* PROBLEM DESCRIPTION *
Copy all lines holding the word "educational" from the entries.

* SUPPLIED MATERIAL *
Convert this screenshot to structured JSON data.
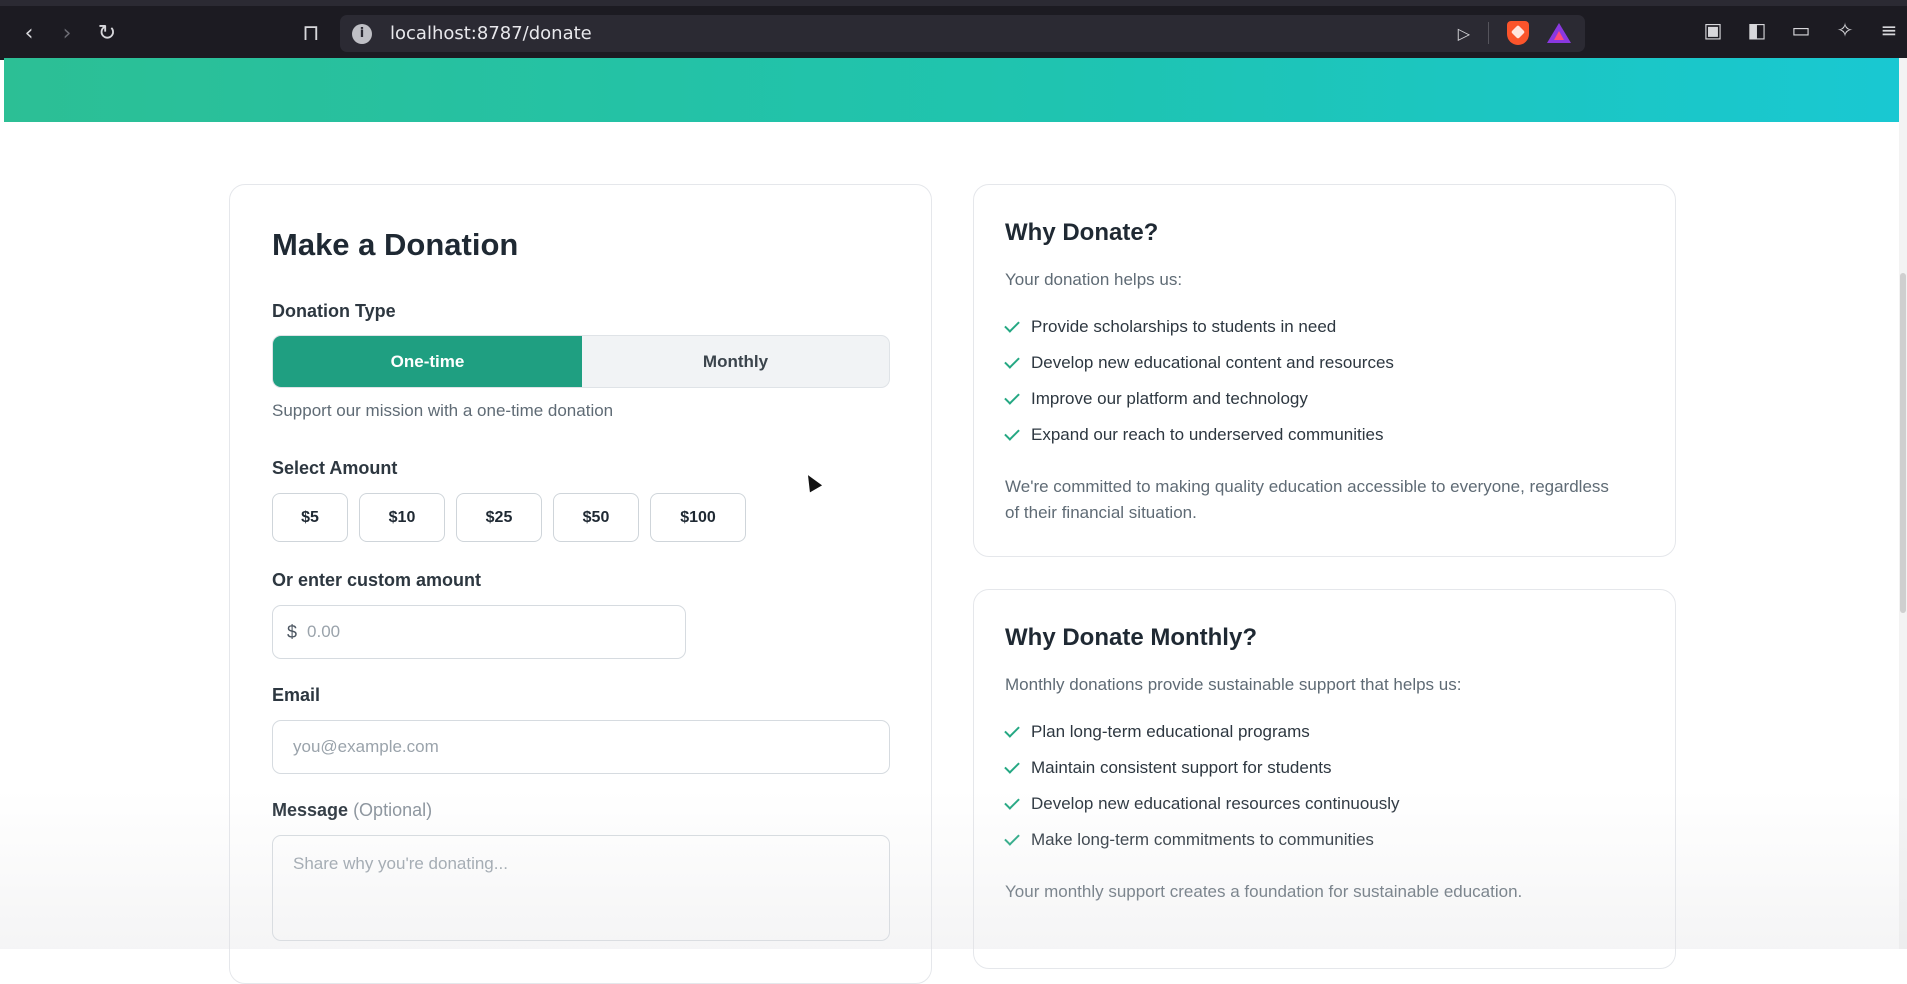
{
  "browser": {
    "url": "localhost:8787/donate",
    "info_icon": "i"
  },
  "donation_form": {
    "title": "Make a Donation",
    "donation_type_label": "Donation Type",
    "toggle": {
      "one_time": "One-time",
      "monthly": "Monthly",
      "selected": "One-time"
    },
    "helper_text": "Support our mission with a one-time donation",
    "select_amount_label": "Select Amount",
    "amounts": [
      "$5",
      "$10",
      "$25",
      "$50",
      "$100"
    ],
    "custom_amount_label": "Or enter custom amount",
    "currency_symbol": "$",
    "custom_amount_placeholder": "0.00",
    "email_label": "Email",
    "email_placeholder": "you@example.com",
    "message_label": "Message",
    "message_optional": "(Optional)",
    "message_placeholder": "Share why you're donating..."
  },
  "why_donate": {
    "title": "Why Donate?",
    "intro": "Your donation helps us:",
    "items": [
      "Provide scholarships to students in need",
      "Develop new educational content and resources",
      "Improve our platform and technology",
      "Expand our reach to underserved communities"
    ],
    "note": "We're committed to making quality education accessible to everyone, regardless of their financial situation."
  },
  "why_donate_monthly": {
    "title": "Why Donate Monthly?",
    "intro": "Monthly donations provide sustainable support that helps us:",
    "items": [
      "Plan long-term educational programs",
      "Maintain consistent support for students",
      "Develop new educational resources continuously",
      "Make long-term commitments to communities"
    ],
    "note": "Your monthly support creates a foundation for sustainable education."
  },
  "colors": {
    "accent": "#1f9f81",
    "check": "#25a883",
    "gradient_start": "#2cbf95",
    "gradient_end": "#19c8d2"
  }
}
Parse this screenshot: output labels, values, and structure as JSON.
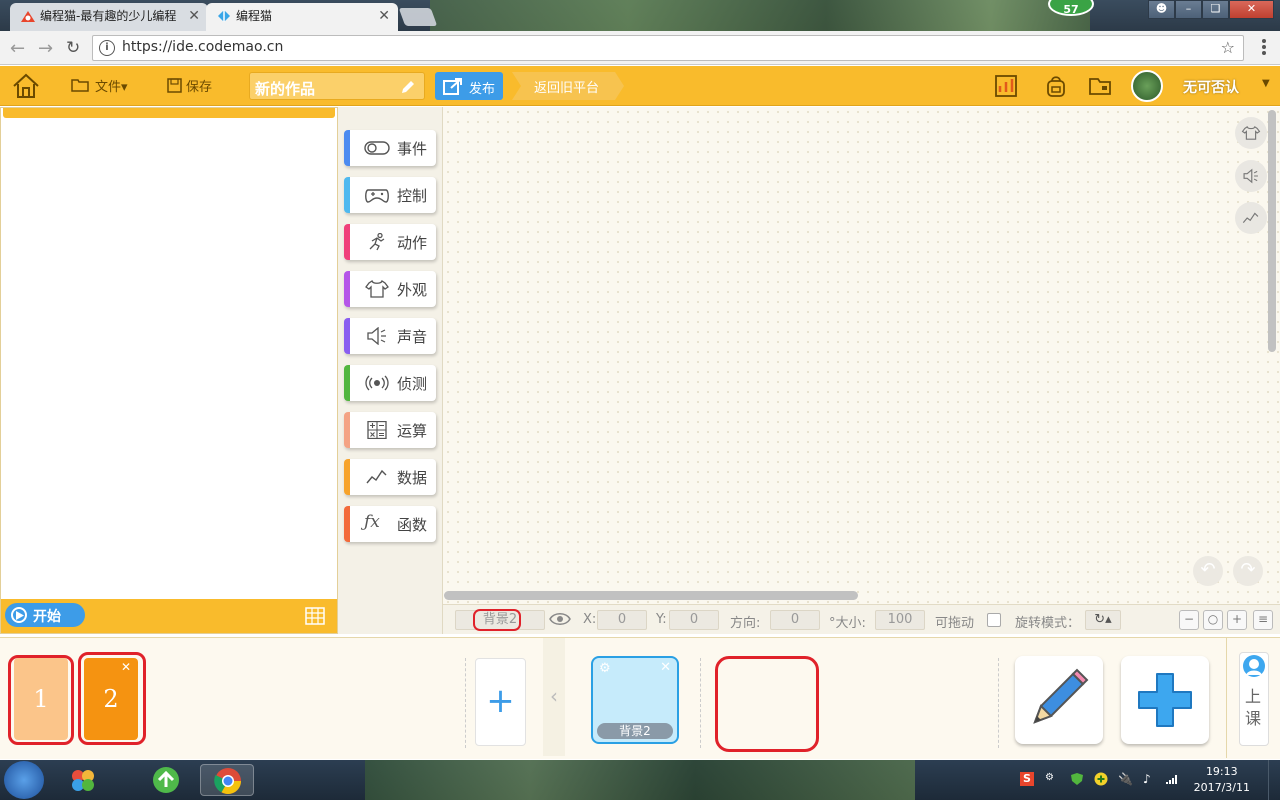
{
  "browser": {
    "tabs": [
      {
        "title": "编程猫-最有趣的少儿编程"
      },
      {
        "title": "编程猫"
      }
    ],
    "badge_count": "57",
    "url": "https://ide.codemao.cn"
  },
  "header": {
    "file_menu": "文件▾",
    "save": "保存",
    "project_title": "新的作品",
    "publish": "发布",
    "back_old": "返回旧平台",
    "username": "无可否认"
  },
  "stage": {
    "start": "开始"
  },
  "categories": [
    {
      "label": "事件",
      "color": "#4c8bf0",
      "icon": "toggle-icon"
    },
    {
      "label": "控制",
      "color": "#4fb9ef",
      "icon": "gamepad-icon"
    },
    {
      "label": "动作",
      "color": "#f0407a",
      "icon": "running-icon"
    },
    {
      "label": "外观",
      "color": "#b556e8",
      "icon": "shirt-icon"
    },
    {
      "label": "声音",
      "color": "#8a5ef0",
      "icon": "speaker-icon"
    },
    {
      "label": "侦测",
      "color": "#52b63e",
      "icon": "sensor-icon"
    },
    {
      "label": "运算",
      "color": "#f4a384",
      "icon": "calculator-icon"
    },
    {
      "label": "数据",
      "color": "#f7a32b",
      "icon": "chart-icon"
    },
    {
      "label": "函数",
      "color": "#f36a3a",
      "icon": "function-icon"
    }
  ],
  "props": {
    "sprite_name": "背景2",
    "x_label": "X:",
    "x_value": "0",
    "y_label": "Y:",
    "y_value": "0",
    "direction_label": "方向:",
    "direction_value": "0",
    "size_label": "°大小:",
    "size_value": "100",
    "draggable_label": "可拖动",
    "rotation_label": "旋转模式："
  },
  "scenes": [
    {
      "number": "1",
      "color": "#fbc58a"
    },
    {
      "number": "2",
      "color": "#f59311"
    }
  ],
  "sprites": [
    {
      "name": "背景2"
    }
  ],
  "class_button": "上课",
  "taskbar": {
    "time": "19:13",
    "date": "2017/3/11"
  }
}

* SOLUTION TO THIS EXERCISE *
      "Develop new educational content and resources",
      "Plan long-term educational programs",
      "Develop new educational resources continuously",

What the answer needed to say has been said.